Farm to school programs present economic opportunities for all of agriculture. While fruits, vegetables and milk top the list of foods schools buy locally, respondents stated that in the future, they’d like to buy more plant-based proteins, grains/flour, herbs, meats, poultry and eggs from local suppliers.
In the 2011-2012 school year, the total farm to school dollars invested in local communities increased to $385 million. Additionally, 56 percent of the school districts that purchase local foods said they plan to buy more local foods in the future. Such local investments in agriculture is important, not only to the farmers and ranchers, but also to other local businesses that benefit from the local multiplier effect.
New data features
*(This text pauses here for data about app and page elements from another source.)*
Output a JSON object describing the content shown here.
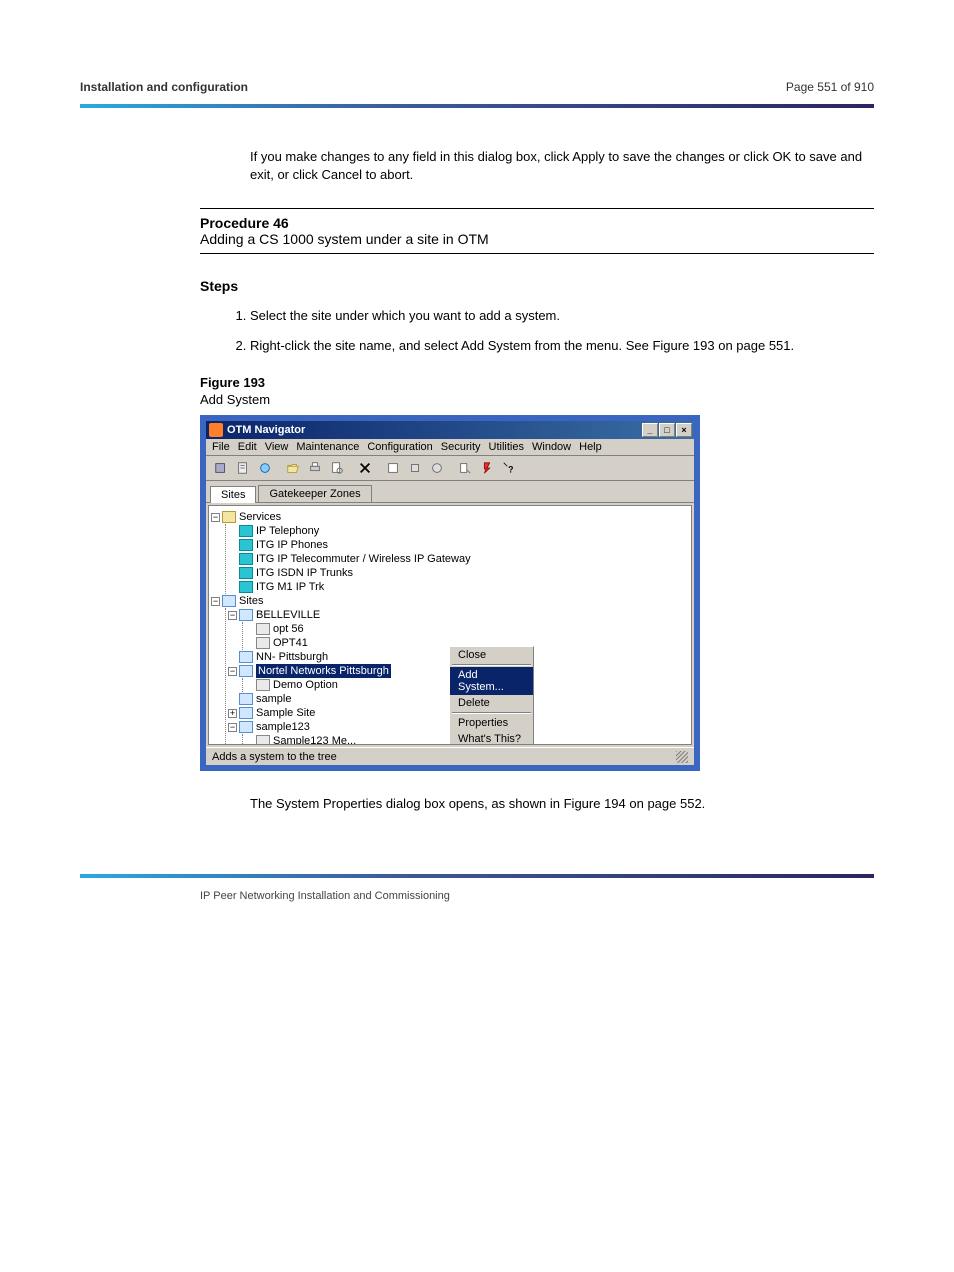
{
  "page_header": {
    "title": "Installation and configuration",
    "page_label": "Page 551 of 910"
  },
  "body": {
    "para1": "If you make changes to any field in this dialog box, click Apply to save the changes or click OK to save and exit, or click Cancel to abort.",
    "procedure": {
      "number": "Procedure 46",
      "title": "Adding a CS 1000 system under a site in OTM"
    },
    "steps": [
      "Select the site under which you want to add a system.",
      "Right-click the site name, and select Add System from the menu. See Figure 193 on page 551."
    ],
    "fig_num": "Figure 193",
    "fig_title": "Add System",
    "para_after": "The System Properties dialog box opens, as shown in Figure 194 on page 552.",
    "section_title": "Steps"
  },
  "footer": "IP Peer Networking  Installation and Commissioning",
  "window": {
    "title": "OTM Navigator",
    "menus": [
      "File",
      "Edit",
      "View",
      "Maintenance",
      "Configuration",
      "Security",
      "Utilities",
      "Window",
      "Help"
    ],
    "tabs": {
      "active": "Sites",
      "other": "Gatekeeper Zones"
    },
    "win_btns": {
      "min": "_",
      "max": "□",
      "close": "×"
    },
    "tree": {
      "services_label": "Services",
      "services": [
        "IP Telephony",
        "ITG IP Phones",
        "ITG IP Telecommuter / Wireless IP Gateway",
        "ITG ISDN IP Trunks",
        "ITG M1 IP Trk"
      ],
      "sites_label": "Sites",
      "sites": [
        {
          "name": "BELLEVILLE",
          "children": [
            "opt 56",
            "OPT41"
          ],
          "expanded": true
        },
        {
          "name": "NN- Pittsburgh",
          "children": [],
          "expanded": false
        },
        {
          "name": "Nortel Networks Pittsburgh",
          "children": [
            "Demo Option"
          ],
          "expanded": true,
          "selected": true
        },
        {
          "name": "sample",
          "children": [],
          "expanded": false
        },
        {
          "name": "Sample Site",
          "children": [],
          "expanded": false,
          "plus": true
        },
        {
          "name": "sample123",
          "children": [
            "Sample123 Me..."
          ],
          "expanded": true
        }
      ]
    },
    "context_menu": [
      "Close",
      "Add System...",
      "Delete",
      "Properties",
      "What's This?"
    ],
    "context_selected": "Add System...",
    "statusbar": "Adds a system to the tree"
  }
}
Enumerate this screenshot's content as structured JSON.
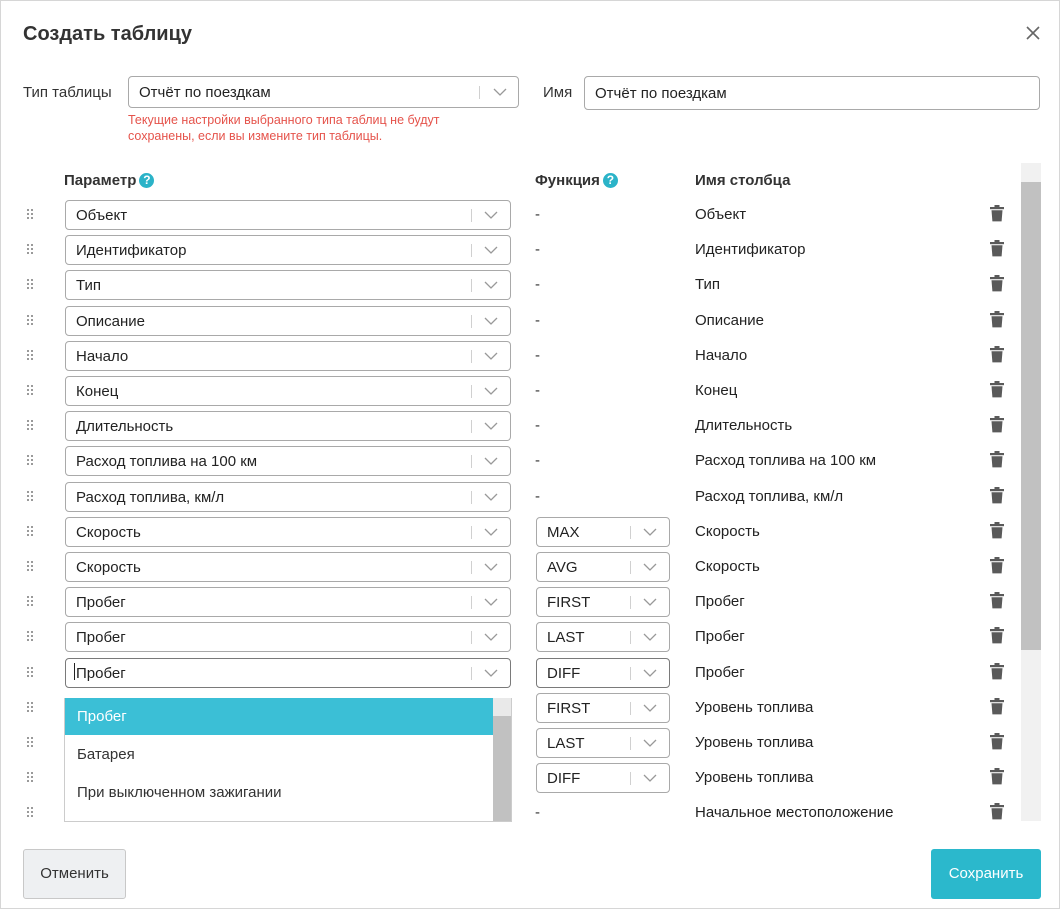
{
  "dialog": {
    "title": "Создать таблицу",
    "type_label": "Тип таблицы",
    "type_value": "Отчёт по поездкам",
    "warning": "Текущие настройки выбранного типа таблиц не будут сохранены, если вы измените тип таблицы.",
    "name_label": "Имя",
    "name_value": "Отчёт по поездкам"
  },
  "columns_header": {
    "parameter": "Параметр",
    "function": "Функция",
    "column_name": "Имя столбца",
    "help_glyph": "?"
  },
  "rows": [
    {
      "parameter": "Объект",
      "function": "-",
      "column_name": "Объект"
    },
    {
      "parameter": "Идентификатор",
      "function": "-",
      "column_name": "Идентификатор"
    },
    {
      "parameter": "Тип",
      "function": "-",
      "column_name": "Тип"
    },
    {
      "parameter": "Описание",
      "function": "-",
      "column_name": "Описание"
    },
    {
      "parameter": "Начало",
      "function": "-",
      "column_name": "Начало"
    },
    {
      "parameter": "Конец",
      "function": "-",
      "column_name": "Конец"
    },
    {
      "parameter": "Длительность",
      "function": "-",
      "column_name": "Длительность"
    },
    {
      "parameter": "Расход топлива на 100 км",
      "function": "-",
      "column_name": "Расход топлива на 100 км"
    },
    {
      "parameter": "Расход топлива, км/л",
      "function": "-",
      "column_name": "Расход топлива, км/л"
    },
    {
      "parameter": "Скорость",
      "function": "MAX",
      "column_name": "Скорость"
    },
    {
      "parameter": "Скорость",
      "function": "AVG",
      "column_name": "Скорость"
    },
    {
      "parameter": "Пробег",
      "function": "FIRST",
      "column_name": "Пробег"
    },
    {
      "parameter": "Пробег",
      "function": "LAST",
      "column_name": "Пробег"
    },
    {
      "parameter": "Пробег",
      "function": "DIFF",
      "column_name": "Пробег"
    },
    {
      "parameter": "",
      "function": "FIRST",
      "column_name": "Уровень топлива"
    },
    {
      "parameter": "",
      "function": "LAST",
      "column_name": "Уровень топлива"
    },
    {
      "parameter": "",
      "function": "DIFF",
      "column_name": "Уровень топлива"
    },
    {
      "parameter": "",
      "function": "-",
      "column_name": "Начальное местоположение"
    }
  ],
  "dropdown": {
    "options": [
      "Пробег",
      "Батарея",
      "При выключенном зажигании"
    ],
    "selected": "Пробег"
  },
  "footer": {
    "cancel_label": "Отменить",
    "save_label": "Сохранить"
  },
  "colors": {
    "accent": "#2bb8cc",
    "warning": "#e5534b",
    "highlight": "#3bbfd6"
  },
  "icons": {
    "close": "close-icon",
    "drag": "drag-handle-icon",
    "delete": "trash-icon",
    "chevron": "chevron-down-icon",
    "help": "help-icon"
  }
}
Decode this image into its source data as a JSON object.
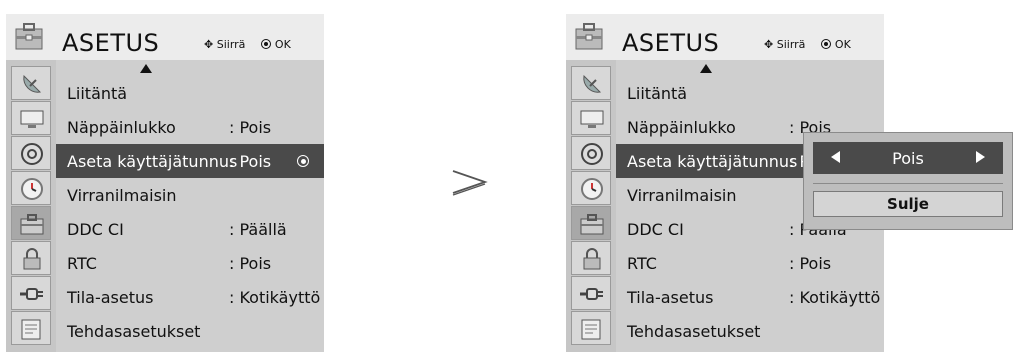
{
  "menu": {
    "title": "ASETUS",
    "hint_move": "Siirrä",
    "hint_ok": "OK",
    "items": [
      {
        "label": "Liitäntä",
        "value": ""
      },
      {
        "label": "Näppäinlukko",
        "value": ": Pois"
      },
      {
        "label": "Aseta käyttäjätunnus",
        "value": ": Pois"
      },
      {
        "label": "Virranilmaisin",
        "value": ""
      },
      {
        "label": "DDC CI",
        "value": ": Päällä"
      },
      {
        "label": "RTC",
        "value": ": Pois"
      },
      {
        "label": "Tila-asetus",
        "value": ": Kotikäyttö"
      },
      {
        "label": "Tehdasasetukset",
        "value": ""
      }
    ],
    "selected_index": 2
  },
  "popup": {
    "value": "Pois",
    "close_label": "Sulje"
  },
  "icons": [
    "satellite-dish-icon",
    "monitor-icon",
    "disc-icon",
    "clock-icon",
    "toolbox-icon",
    "lock-icon",
    "input-plug-icon",
    "settings-sheet-icon"
  ],
  "separator_symbol": ">"
}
In addition to the inclusion of new and updated responses, the revised Census website now allows users to download raw survey data and use a database that allows for searches customizable by filters. Users can search for information on school districts by state and zip code, as well as by product type (such as fruits, vegetables, eggs, etc.), source of local foods (such as direct-from-the-farm, distributor, etc.), grade level and type of meal program (such as breakfast, lunch, etc.), and activities (such as taste tests, school gardens, etc.).
USDA has also made new national and state-by-state infographics available for download and use by practitioners to provide visualizations of specific data sets. The visuals now include age groups targeted (pre-K, K-5, etc.), the definition of local, and the type of federal nutrition service (breakfast, snack, summer meals, etc.) incorporating local food.
Farm to School and Child Nutrition Reauthorization
The National Sustainable Agriculture Coalition (NSAC) campaigned for and helped secure $40 million in mandatory funding for the USDA Farm to School Grant program in the 2010 Child Nutrition Reauthorization Act (CNR), also known as the Healthy, Hunger Free Kids Act of 2010. The Farm to School Grant Program helps schools develop or improve existing Farm to School activities, such as local procurement, agriculture and nutrition curriculum and activities, and school gardens. With the expiration of CNR 2010 on September 30, 2015, NSAC and partner organizations including the National Farm to School Network are currently in the process of planning for the best ways to strengthen farm to school and other programs that help improve children’s health and local economies.